California Governor Gavin Newsom had a pretty bad summer. His state is still in the throes of a coronavirus pandemic, he’s had problems with riots and political unrest, and he can’t beg, borrow, or steal enough power to keep the lights on.
Fortunately, he has a plan. Close the beaches to deal with the pandemic, make nice with rioters so they don’t totally burn down the cities, and promise the people that he has a plan to deal with the rolling blackouts.
Will he throw open his state to offshore oil drilling? Will he allow drilling on state lands? Will he expand hydraulic fracturing?

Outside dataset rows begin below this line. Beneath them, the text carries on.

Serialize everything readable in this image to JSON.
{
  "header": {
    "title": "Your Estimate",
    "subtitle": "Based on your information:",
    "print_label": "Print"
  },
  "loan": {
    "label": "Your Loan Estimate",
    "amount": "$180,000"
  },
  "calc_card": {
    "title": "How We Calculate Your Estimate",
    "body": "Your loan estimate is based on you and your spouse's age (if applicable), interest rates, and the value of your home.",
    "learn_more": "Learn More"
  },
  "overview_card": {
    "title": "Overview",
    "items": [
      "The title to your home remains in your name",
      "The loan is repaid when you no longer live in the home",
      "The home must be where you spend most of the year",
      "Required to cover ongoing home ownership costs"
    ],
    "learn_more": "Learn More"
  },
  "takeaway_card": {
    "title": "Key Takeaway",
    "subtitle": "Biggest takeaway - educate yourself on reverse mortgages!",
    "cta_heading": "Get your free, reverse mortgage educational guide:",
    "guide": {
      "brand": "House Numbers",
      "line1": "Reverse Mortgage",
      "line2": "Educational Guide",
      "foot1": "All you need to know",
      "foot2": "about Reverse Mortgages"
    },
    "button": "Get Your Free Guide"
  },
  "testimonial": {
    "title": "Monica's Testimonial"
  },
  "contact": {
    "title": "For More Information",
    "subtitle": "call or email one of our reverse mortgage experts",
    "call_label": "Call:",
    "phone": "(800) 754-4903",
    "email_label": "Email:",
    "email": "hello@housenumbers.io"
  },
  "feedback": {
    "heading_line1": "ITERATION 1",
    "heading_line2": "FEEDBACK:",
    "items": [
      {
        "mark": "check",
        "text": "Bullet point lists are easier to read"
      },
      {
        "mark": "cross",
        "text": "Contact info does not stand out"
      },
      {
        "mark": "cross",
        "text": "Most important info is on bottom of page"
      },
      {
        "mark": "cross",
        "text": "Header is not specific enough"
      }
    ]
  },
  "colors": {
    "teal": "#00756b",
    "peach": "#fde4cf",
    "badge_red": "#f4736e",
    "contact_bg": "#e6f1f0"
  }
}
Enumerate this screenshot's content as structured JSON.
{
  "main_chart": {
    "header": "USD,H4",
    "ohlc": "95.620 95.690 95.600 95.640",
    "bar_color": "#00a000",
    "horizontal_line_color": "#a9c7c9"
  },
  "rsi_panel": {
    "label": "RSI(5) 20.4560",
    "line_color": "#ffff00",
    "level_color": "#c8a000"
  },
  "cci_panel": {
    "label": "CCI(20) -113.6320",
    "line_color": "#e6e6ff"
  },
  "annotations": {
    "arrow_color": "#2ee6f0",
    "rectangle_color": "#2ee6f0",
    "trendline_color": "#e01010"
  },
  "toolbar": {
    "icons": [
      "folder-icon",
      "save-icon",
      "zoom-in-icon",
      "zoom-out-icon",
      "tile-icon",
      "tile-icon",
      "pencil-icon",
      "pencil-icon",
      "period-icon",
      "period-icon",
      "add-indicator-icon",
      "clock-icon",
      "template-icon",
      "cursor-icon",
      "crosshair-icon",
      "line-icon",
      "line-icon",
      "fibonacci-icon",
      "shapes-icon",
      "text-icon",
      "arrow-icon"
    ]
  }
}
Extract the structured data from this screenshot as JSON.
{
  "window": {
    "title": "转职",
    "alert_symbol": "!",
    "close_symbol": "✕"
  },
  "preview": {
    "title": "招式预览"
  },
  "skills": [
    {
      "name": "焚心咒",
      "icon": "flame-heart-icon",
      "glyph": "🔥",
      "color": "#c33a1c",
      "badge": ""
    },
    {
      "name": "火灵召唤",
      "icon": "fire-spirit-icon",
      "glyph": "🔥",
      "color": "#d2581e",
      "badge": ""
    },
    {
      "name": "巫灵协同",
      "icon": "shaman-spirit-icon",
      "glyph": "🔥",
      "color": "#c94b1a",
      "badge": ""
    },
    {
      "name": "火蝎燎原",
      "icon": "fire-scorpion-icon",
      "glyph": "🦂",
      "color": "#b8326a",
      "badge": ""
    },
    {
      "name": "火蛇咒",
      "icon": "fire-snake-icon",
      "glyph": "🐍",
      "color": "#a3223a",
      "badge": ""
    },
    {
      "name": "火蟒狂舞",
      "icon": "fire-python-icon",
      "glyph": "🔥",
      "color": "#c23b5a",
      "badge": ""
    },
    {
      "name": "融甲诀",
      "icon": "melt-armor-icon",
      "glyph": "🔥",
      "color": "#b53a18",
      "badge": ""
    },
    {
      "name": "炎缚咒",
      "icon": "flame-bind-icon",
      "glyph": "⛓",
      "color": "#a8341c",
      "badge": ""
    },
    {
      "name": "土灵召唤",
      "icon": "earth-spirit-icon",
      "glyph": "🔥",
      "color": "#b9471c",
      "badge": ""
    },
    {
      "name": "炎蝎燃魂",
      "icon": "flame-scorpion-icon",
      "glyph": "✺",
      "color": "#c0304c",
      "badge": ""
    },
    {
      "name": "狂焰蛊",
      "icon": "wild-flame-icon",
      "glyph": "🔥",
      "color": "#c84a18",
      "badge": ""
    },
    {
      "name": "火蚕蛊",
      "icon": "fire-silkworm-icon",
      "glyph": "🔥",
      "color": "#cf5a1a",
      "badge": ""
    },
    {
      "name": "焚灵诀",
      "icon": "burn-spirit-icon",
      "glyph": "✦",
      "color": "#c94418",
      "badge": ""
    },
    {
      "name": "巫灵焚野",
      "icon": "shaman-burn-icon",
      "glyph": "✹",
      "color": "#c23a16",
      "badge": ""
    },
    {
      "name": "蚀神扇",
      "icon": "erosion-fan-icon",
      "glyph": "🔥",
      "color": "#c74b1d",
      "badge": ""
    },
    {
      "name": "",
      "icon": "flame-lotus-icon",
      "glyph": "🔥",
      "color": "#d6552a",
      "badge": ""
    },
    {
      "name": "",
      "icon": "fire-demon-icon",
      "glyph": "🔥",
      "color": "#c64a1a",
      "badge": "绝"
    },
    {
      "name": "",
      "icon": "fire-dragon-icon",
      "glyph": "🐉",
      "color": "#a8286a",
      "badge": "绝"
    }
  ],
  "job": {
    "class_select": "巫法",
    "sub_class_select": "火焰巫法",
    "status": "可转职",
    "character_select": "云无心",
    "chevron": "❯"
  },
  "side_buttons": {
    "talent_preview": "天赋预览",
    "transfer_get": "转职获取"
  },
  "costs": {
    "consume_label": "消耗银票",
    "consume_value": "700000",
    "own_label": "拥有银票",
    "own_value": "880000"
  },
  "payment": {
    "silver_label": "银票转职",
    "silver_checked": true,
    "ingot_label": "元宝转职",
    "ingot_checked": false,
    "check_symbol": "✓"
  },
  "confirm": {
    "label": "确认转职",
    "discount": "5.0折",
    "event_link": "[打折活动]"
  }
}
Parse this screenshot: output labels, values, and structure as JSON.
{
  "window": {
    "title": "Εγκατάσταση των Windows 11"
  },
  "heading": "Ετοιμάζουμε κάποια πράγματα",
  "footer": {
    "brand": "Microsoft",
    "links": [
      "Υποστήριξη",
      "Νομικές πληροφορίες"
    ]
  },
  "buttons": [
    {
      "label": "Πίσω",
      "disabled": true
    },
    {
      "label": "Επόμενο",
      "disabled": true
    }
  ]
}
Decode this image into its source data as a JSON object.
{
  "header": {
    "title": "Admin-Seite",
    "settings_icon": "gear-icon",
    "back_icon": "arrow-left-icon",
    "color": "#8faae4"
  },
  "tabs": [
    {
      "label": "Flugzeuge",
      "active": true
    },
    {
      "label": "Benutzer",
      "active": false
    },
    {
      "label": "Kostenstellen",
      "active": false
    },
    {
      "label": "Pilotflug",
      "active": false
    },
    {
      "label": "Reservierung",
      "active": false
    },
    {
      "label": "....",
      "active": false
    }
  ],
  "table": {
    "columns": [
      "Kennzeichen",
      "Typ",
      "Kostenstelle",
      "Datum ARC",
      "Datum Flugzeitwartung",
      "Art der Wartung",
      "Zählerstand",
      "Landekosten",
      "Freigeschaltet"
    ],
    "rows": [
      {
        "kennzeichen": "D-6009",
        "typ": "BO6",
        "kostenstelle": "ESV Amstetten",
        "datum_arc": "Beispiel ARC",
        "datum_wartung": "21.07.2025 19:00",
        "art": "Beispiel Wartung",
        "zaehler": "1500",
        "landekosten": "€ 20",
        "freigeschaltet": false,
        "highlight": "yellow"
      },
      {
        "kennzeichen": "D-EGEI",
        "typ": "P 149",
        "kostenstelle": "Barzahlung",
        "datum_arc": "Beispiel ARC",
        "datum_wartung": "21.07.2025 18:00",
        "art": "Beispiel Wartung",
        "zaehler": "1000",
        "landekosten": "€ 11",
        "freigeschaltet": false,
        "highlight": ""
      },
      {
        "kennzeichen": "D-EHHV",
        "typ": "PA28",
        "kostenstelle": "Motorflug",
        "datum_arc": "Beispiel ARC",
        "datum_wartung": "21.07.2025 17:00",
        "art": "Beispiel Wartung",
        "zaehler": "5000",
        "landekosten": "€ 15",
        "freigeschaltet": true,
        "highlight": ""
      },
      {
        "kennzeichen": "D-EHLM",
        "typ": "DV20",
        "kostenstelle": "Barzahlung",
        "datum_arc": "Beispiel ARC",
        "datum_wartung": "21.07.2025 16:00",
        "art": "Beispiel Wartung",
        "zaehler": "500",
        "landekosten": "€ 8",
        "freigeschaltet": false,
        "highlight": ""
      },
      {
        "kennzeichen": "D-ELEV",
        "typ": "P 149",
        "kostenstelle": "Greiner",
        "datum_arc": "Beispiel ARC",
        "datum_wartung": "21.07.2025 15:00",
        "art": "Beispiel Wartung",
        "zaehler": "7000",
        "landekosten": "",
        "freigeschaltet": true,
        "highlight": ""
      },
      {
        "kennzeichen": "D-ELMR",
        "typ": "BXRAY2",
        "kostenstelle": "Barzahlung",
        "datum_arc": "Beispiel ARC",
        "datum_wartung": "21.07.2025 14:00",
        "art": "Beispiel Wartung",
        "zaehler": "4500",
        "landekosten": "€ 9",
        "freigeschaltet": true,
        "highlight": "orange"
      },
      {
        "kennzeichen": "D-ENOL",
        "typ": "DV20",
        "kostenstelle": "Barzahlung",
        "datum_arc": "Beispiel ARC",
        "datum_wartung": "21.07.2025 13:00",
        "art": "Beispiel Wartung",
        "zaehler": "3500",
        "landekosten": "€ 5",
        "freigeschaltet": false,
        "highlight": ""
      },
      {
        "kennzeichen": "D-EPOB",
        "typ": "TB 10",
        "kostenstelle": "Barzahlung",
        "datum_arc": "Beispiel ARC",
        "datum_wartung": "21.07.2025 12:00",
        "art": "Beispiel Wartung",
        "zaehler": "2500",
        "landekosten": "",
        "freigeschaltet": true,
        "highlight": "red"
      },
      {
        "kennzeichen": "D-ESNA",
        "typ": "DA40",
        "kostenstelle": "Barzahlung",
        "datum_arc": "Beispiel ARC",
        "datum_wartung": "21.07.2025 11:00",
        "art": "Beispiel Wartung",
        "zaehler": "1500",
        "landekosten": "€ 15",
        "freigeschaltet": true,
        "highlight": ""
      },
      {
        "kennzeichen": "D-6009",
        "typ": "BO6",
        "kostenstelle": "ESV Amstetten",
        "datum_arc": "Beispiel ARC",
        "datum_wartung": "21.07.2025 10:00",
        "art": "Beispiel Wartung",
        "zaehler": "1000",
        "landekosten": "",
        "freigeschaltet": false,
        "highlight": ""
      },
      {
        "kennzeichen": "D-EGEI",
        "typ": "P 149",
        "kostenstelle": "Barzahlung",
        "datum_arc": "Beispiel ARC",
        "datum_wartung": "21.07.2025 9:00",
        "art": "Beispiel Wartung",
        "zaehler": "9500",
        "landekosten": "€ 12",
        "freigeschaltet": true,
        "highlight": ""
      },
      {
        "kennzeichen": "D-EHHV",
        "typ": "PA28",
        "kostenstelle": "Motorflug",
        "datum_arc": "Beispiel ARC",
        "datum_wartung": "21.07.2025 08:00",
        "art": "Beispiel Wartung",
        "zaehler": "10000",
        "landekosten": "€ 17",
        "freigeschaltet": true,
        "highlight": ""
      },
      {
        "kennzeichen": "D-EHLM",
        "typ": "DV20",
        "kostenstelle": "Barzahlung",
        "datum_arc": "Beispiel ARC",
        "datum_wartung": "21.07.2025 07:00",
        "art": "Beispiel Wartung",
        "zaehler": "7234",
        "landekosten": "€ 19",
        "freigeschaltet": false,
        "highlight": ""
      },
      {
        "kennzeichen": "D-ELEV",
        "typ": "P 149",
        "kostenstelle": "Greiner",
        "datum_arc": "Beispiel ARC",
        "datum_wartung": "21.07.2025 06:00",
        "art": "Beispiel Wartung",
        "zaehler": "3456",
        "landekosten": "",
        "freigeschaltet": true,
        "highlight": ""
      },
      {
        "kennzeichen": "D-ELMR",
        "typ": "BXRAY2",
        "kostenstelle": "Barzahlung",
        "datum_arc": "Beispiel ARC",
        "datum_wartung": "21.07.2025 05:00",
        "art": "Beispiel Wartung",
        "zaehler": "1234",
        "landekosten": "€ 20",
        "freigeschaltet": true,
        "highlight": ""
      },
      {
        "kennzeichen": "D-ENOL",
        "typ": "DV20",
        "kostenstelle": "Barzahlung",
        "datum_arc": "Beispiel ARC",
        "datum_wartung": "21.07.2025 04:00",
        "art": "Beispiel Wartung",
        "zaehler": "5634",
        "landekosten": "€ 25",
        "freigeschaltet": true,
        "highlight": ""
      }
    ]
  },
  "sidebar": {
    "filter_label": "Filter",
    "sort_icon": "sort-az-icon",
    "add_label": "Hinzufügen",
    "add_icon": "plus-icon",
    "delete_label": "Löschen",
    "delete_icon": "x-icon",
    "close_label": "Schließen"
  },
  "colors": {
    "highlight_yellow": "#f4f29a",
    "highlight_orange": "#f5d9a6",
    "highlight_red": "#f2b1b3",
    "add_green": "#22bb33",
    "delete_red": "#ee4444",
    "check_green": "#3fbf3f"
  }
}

Nothing so mundane, I’m afraid. You see, Gavin is allergic to fossil fuels. To prove it, he ordered that within 15 years, no gasoline-powered cars will be sold within the state. He is also demanding an end to fracking.
Assuming that residents of California haven’t suddenly developed an interest in walking, they are going to have to be driving something. So Newsom wants Californians to use electric vehicles to get around.
As Forbes‘ David Blackmon points out, there’s only one teensy-weensy problem with that plan.
Think about it this way: Newsom contemplates the elimination of millions of cars that generate their energy through the use of gasoline and diesel in just 15 years. He proposes to replace them all with EVs or supposedly hydrogen powered cars as their feasibility continues to advance.
The thing is, those millions of new EVs have to have their batteries charged regularly, just as users of gas-powered cars must fill up their tanks every few hundred miles. The energy needed to power the charging stations which charge those batteries must be generated either by hooking them up to the state’s power grid, or by hooking them up to a generator, most often one that is powered by either gasoline, diesel or natural gas.
California’s electrical needs will grow at exactly the same time Newsom is reducing the amount of electricity the state can generate. I’m sure the governor has all sorts of charts and graphs showing that the energy shortfall from the ban on fracking and a massive increase in the use of electrical power can disappear if the state puts up enough windmills and solar panels.
Sort of like the last time someone raised that point when he assured Californians that despite the decline in power-generating plants, the wind and solar industry could make up the difference.
How’d that work out for ya, Gav?
Maybe he could initiate an electrical plant building crash program to make up the difference?
The big complication for Gov. Newsom here is that the policies he and his predecessors have adopted for his state’s power generation sector have rendered the building of substantial new baseload power plants fired by fossil fuels or nuclear economically and environmentally unfeasible. In fact, the state’s final nuclear facility is scheduled to be decommissioned by 2025, eliminating that source of clean energy for California consumers entirely.
What Newsom and his supporters propose to affect here is a massive transfer of energy generation capacity from the state’s transportation sector, in the form of internal combustion engines, to its power sector. They apparently believe that enormous transfer of generation capacity can be handled entirely through the installation of more windmills and solar panels, given that they have basically made the building of any other energy generating source unfeasible, if not illegal.
This seems like energy hubris on an historic scale.
More like stupidity and arrogance.
Newsom blamed the summer power shortages on the industry. His friends in the solar and wind industries had overpromised how much power they could deliver in a crunch. Why should Californians believe them now?